[WHAT THE TASK ASKS] Wherever the string "Mystery" shows up in the data below, copy the whole line.
===== DATA FOR REVIEW
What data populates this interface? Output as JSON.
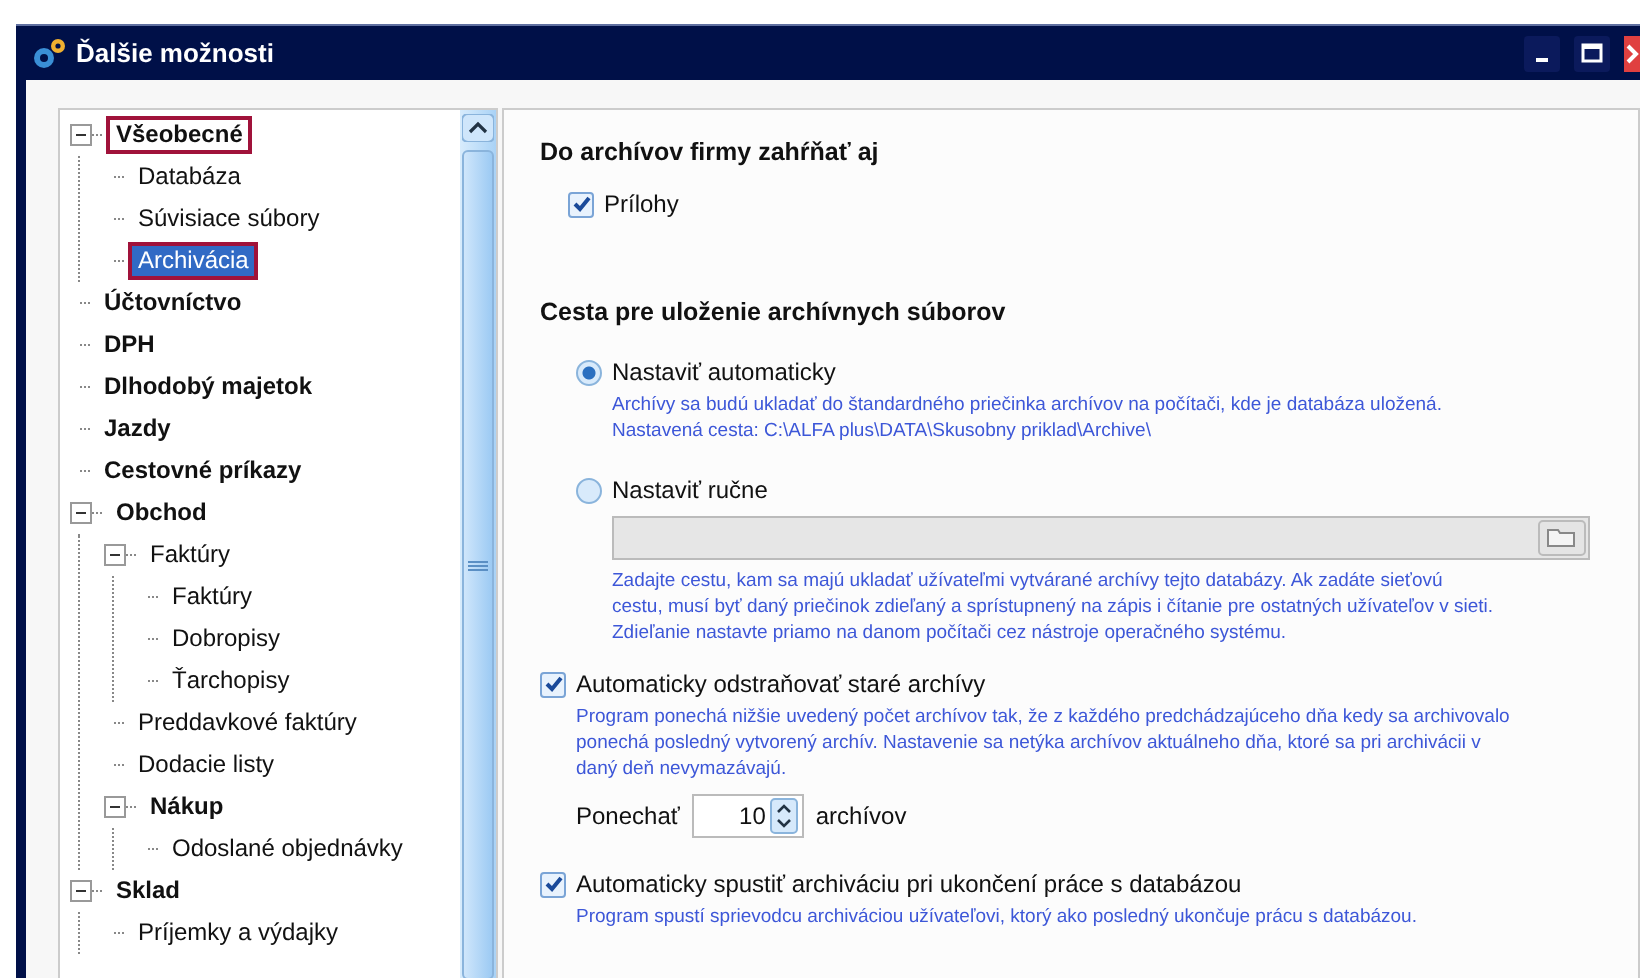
{
  "window": {
    "title": "Ďalšie možnosti"
  },
  "tree": [
    {
      "label": "Všeobecné",
      "bold": true,
      "expanded": true,
      "highlighted": true,
      "selected": false,
      "children": [
        {
          "label": "Databáza",
          "bold": false,
          "highlighted": false,
          "selected": false
        },
        {
          "label": "Súvisiace súbory",
          "bold": false,
          "highlighted": false,
          "selected": false
        },
        {
          "label": "Archivácia",
          "bold": false,
          "highlighted": true,
          "selected": true
        }
      ]
    },
    {
      "label": "Účtovníctvo",
      "bold": true,
      "highlighted": false,
      "selected": false
    },
    {
      "label": "DPH",
      "bold": true,
      "highlighted": false,
      "selected": false
    },
    {
      "label": "Dlhodobý majetok",
      "bold": true,
      "highlighted": false,
      "selected": false
    },
    {
      "label": "Jazdy",
      "bold": true,
      "highlighted": false,
      "selected": false
    },
    {
      "label": "Cestovné príkazy",
      "bold": true,
      "highlighted": false,
      "selected": false
    },
    {
      "label": "Obchod",
      "bold": true,
      "expanded": true,
      "highlighted": false,
      "selected": false,
      "children": [
        {
          "label": "Faktúry",
          "bold": false,
          "expanded": true,
          "highlighted": false,
          "selected": false,
          "children": [
            {
              "label": "Faktúry",
              "bold": false,
              "highlighted": false,
              "selected": false
            },
            {
              "label": "Dobropisy",
              "bold": false,
              "highlighted": false,
              "selected": false
            },
            {
              "label": "Ťarchopisy",
              "bold": false,
              "highlighted": false,
              "selected": false
            }
          ]
        },
        {
          "label": "Preddavkové faktúry",
          "bold": false,
          "highlighted": false,
          "selected": false
        },
        {
          "label": "Dodacie listy",
          "bold": false,
          "highlighted": false,
          "selected": false
        },
        {
          "label": "Nákup",
          "bold": true,
          "expanded": true,
          "highlighted": false,
          "selected": false,
          "children": [
            {
              "label": "Odoslané objednávky",
              "bold": false,
              "highlighted": false,
              "selected": false
            }
          ]
        }
      ]
    },
    {
      "label": "Sklad",
      "bold": true,
      "expanded": true,
      "highlighted": false,
      "selected": false,
      "children": [
        {
          "label": "Príjemky a výdajky",
          "bold": false,
          "highlighted": false,
          "selected": false
        }
      ]
    }
  ],
  "include_section": {
    "heading": "Do archívov firmy zahŕňať aj",
    "checkbox": {
      "label": "Prílohy",
      "checked": true
    }
  },
  "path_section": {
    "heading": "Cesta pre uloženie archívnych súborov",
    "options": [
      {
        "label": "Nastaviť automaticky",
        "selected": true,
        "description": [
          "Archívy sa budú ukladať do štandardného priečinka archívov na počítači, kde je databáza uložená.",
          "Nastavená cesta: C:\\ALFA plus\\DATA\\Skusobny priklad\\Archive\\"
        ]
      },
      {
        "label": "Nastaviť ručne",
        "selected": false,
        "description": [
          "Zadajte cestu, kam sa majú ukladať užívateľmi vytvárané archívy tejto databázy. Ak zadáte sieťovú",
          "cestu, musí byť daný priečinok zdieľaný a sprístupnený na zápis i čítanie pre ostatných užívateľov v sieti.",
          "Zdieľanie nastavte priamo na danom počítači cez nástroje operačného systému."
        ]
      }
    ]
  },
  "auto_delete": {
    "label": "Automaticky odstraňovať staré archívy",
    "checked": true,
    "description": [
      "Program ponechá nižšie uvedený počet archívov tak, že z každého predchádzajúceho dňa kedy sa archivovalo",
      "ponechá posledný vytvorený archív. Nastavenie sa netýka archívov aktuálneho dňa, ktoré sa pri archivácii v",
      "daný deň nevymazávajú."
    ],
    "keep_label": "Ponechať",
    "keep_value": "10",
    "keep_unit": "archívov"
  },
  "auto_archive": {
    "label": "Automaticky spustiť archiváciu pri ukončení práce s databázou",
    "checked": true,
    "description": [
      "Program spustí sprievodcu archiváciou užívateľovi, ktorý ako posledný ukončuje prácu s databázou."
    ]
  }
}
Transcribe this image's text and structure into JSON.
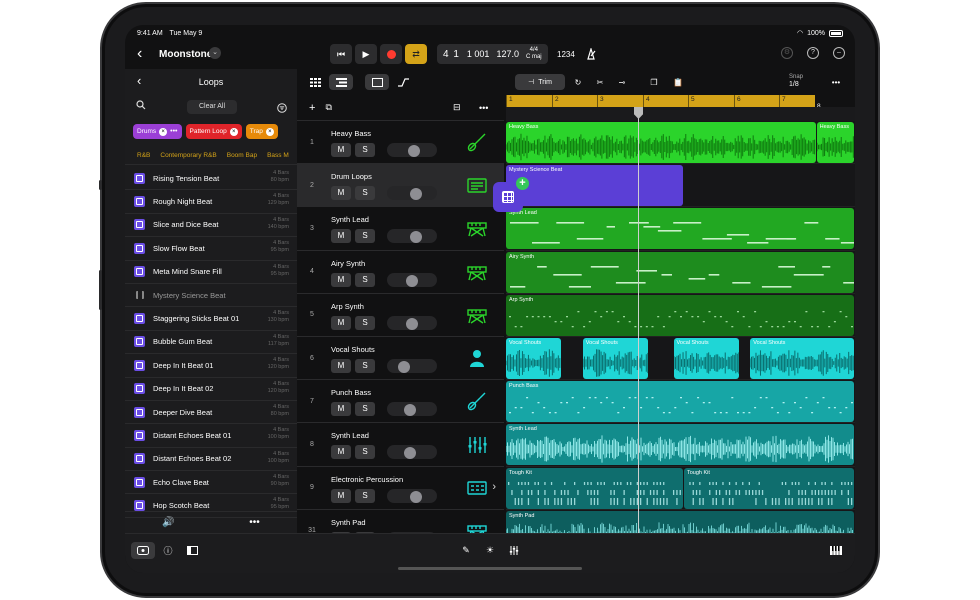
{
  "status": {
    "time": "9:41 AM",
    "date": "Tue May 9",
    "battery": "100%"
  },
  "project": {
    "name": "Moonstone"
  },
  "lcd": {
    "position": "4 1",
    "ticks": "1 001",
    "tempo": "127.0",
    "time_sig": "4/4",
    "key": "C maj"
  },
  "count_in": "1234",
  "browser": {
    "title": "Loops",
    "clear_all": "Clear All",
    "tags": [
      {
        "label": "Drums",
        "color": "#9b3fd6"
      },
      {
        "label": "Pattern Loop",
        "color": "#e0242a"
      },
      {
        "label": "Trap",
        "color": "#e68a0a"
      }
    ],
    "subtags": [
      "R&B",
      "Contemporary R&B",
      "Boom Bap",
      "Bass M"
    ],
    "loops": [
      {
        "name": "Rising Tension Beat",
        "meta1": "4 Bars",
        "meta2": "80 bpm"
      },
      {
        "name": "Rough Night Beat",
        "meta1": "4 Bars",
        "meta2": "129 bpm"
      },
      {
        "name": "Slice and Dice Beat",
        "meta1": "4 Bars",
        "meta2": "140 bpm"
      },
      {
        "name": "Slow Flow Beat",
        "meta1": "4 Bars",
        "meta2": "95 bpm"
      },
      {
        "name": "Meta Mind Snare Fill",
        "meta1": "4 Bars",
        "meta2": "95 bpm"
      },
      {
        "name": "Mystery Science Beat",
        "meta1": "",
        "meta2": "",
        "dragging": true
      },
      {
        "name": "Staggering Sticks Beat 01",
        "meta1": "4 Bars",
        "meta2": "130 bpm"
      },
      {
        "name": "Bubble Gum Beat",
        "meta1": "4 Bars",
        "meta2": "117 bpm"
      },
      {
        "name": "Deep In It Beat 01",
        "meta1": "4 Bars",
        "meta2": "120 bpm"
      },
      {
        "name": "Deep In It Beat 02",
        "meta1": "4 Bars",
        "meta2": "120 bpm"
      },
      {
        "name": "Deeper Dive Beat",
        "meta1": "4 Bars",
        "meta2": "80 bpm"
      },
      {
        "name": "Distant Echoes Beat 01",
        "meta1": "4 Bars",
        "meta2": "100 bpm"
      },
      {
        "name": "Distant Echoes Beat 02",
        "meta1": "4 Bars",
        "meta2": "100 bpm"
      },
      {
        "name": "Echo Clave Beat",
        "meta1": "4 Bars",
        "meta2": "90 bpm"
      },
      {
        "name": "Hop Scotch Beat",
        "meta1": "4 Bars",
        "meta2": "95 bpm"
      }
    ]
  },
  "snap": {
    "label": "Snap",
    "value": "1/8"
  },
  "trim_label": "Trim",
  "tracks": [
    {
      "num": "1",
      "name": "Heavy Bass",
      "mute": "M",
      "solo": "S",
      "icon": "bass-guitar-icon",
      "color": "#2bd42b",
      "volume": 0.55
    },
    {
      "num": "2",
      "name": "Drum Loops",
      "mute": "M",
      "solo": "S",
      "icon": "drum-machine-icon",
      "color": "#2bd42b",
      "volume": 0.6,
      "selected": true
    },
    {
      "num": "3",
      "name": "Synth Lead",
      "mute": "M",
      "solo": "S",
      "icon": "keyboard-icon",
      "color": "#2bd42b",
      "volume": 0.6
    },
    {
      "num": "4",
      "name": "Airy Synth",
      "mute": "M",
      "solo": "S",
      "icon": "keyboard-icon",
      "color": "#2bd42b",
      "volume": 0.5
    },
    {
      "num": "5",
      "name": "Arp Synth",
      "mute": "M",
      "solo": "S",
      "icon": "keyboard-icon",
      "color": "#2bd42b",
      "volume": 0.5
    },
    {
      "num": "6",
      "name": "Vocal Shouts",
      "mute": "M",
      "solo": "S",
      "icon": "vocalist-icon",
      "color": "#1fd6d6",
      "volume": 0.3
    },
    {
      "num": "7",
      "name": "Punch Bass",
      "mute": "M",
      "solo": "S",
      "icon": "bass-guitar-icon",
      "color": "#1fd6d6",
      "volume": 0.45
    },
    {
      "num": "8",
      "name": "Synth Lead",
      "mute": "M",
      "solo": "S",
      "icon": "mixer-icon",
      "color": "#1fd6d6",
      "volume": 0.45
    },
    {
      "num": "9",
      "name": "Electronic Percussion",
      "mute": "M",
      "solo": "S",
      "icon": "beat-pad-icon",
      "color": "#1fd6d6",
      "volume": 0.6
    },
    {
      "num": "31",
      "name": "Synth Pad",
      "mute": "M",
      "solo": "S",
      "icon": "keyboard-icon",
      "color": "#1fd6d6",
      "volume": 0.5
    }
  ],
  "ruler": {
    "marks": [
      "1",
      "2",
      "3",
      "4",
      "5",
      "6",
      "7",
      "8"
    ]
  },
  "regions": [
    {
      "lane": 0,
      "label": "Heavy Bass",
      "start": 0,
      "end": 0.89,
      "color": "#2bd42b",
      "style": "wave",
      "wcolor": "#0f7a0f"
    },
    {
      "lane": 0,
      "label": "Heavy Bass",
      "start": 0.89,
      "end": 1.0,
      "color": "#2bd42b",
      "style": "wave",
      "wcolor": "#0f7a0f"
    },
    {
      "lane": 1,
      "label": "Mystery Science Beat",
      "start": 0,
      "end": 0.51,
      "color": "#5b3fd6",
      "style": "none",
      "wcolor": "#3a28a0"
    },
    {
      "lane": 2,
      "label": "Synth Lead",
      "start": 0,
      "end": 1.0,
      "color": "#22a822",
      "style": "midi",
      "wcolor": "#c8f0c8"
    },
    {
      "lane": 3,
      "label": "Airy Synth",
      "start": 0,
      "end": 1.0,
      "color": "#1e8c1e",
      "style": "midi",
      "wcolor": "#c8f0c8"
    },
    {
      "lane": 4,
      "label": "Arp Synth",
      "start": 0,
      "end": 1.0,
      "color": "#176f17",
      "style": "dots",
      "wcolor": "#9ad89a"
    },
    {
      "lane": 5,
      "label": "Vocal Shouts",
      "start": 0,
      "end": 0.16,
      "color": "#1fd6d6",
      "style": "wave",
      "wcolor": "#0a6e6e"
    },
    {
      "lane": 5,
      "label": "Vocal Shouts",
      "start": 0.22,
      "end": 0.41,
      "color": "#1fd6d6",
      "style": "wave",
      "wcolor": "#0a6e6e"
    },
    {
      "lane": 5,
      "label": "Vocal Shouts",
      "start": 0.48,
      "end": 0.67,
      "color": "#1fd6d6",
      "style": "wave",
      "wcolor": "#0a6e6e"
    },
    {
      "lane": 5,
      "label": "Vocal Shouts",
      "start": 0.7,
      "end": 1.0,
      "color": "#1fd6d6",
      "style": "wave",
      "wcolor": "#0a6e6e"
    },
    {
      "lane": 6,
      "label": "Punch Bass",
      "start": 0,
      "end": 1.0,
      "color": "#17a6a6",
      "style": "dots",
      "wcolor": "#b0f0f0"
    },
    {
      "lane": 7,
      "label": "Synth Lead",
      "start": 0,
      "end": 1.0,
      "color": "#128c8c",
      "style": "wave",
      "wcolor": "#8ee6e6"
    },
    {
      "lane": 8,
      "label": "Tough Kit",
      "start": 0,
      "end": 0.51,
      "color": "#0f6e6e",
      "style": "beats",
      "wcolor": "#9ad8d8"
    },
    {
      "lane": 8,
      "label": "Tough Kit",
      "start": 0.51,
      "end": 1.0,
      "color": "#0f6e6e",
      "style": "beats",
      "wcolor": "#9ad8d8"
    },
    {
      "lane": 9,
      "label": "Synth Pad",
      "start": 0,
      "end": 1.0,
      "color": "#0d5e5e",
      "style": "wave",
      "wcolor": "#6ccccc"
    }
  ]
}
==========
[EXPECTED ANSWER]
        "name": "Mystery Science Beat",
      "label": "Mystery Science Beat",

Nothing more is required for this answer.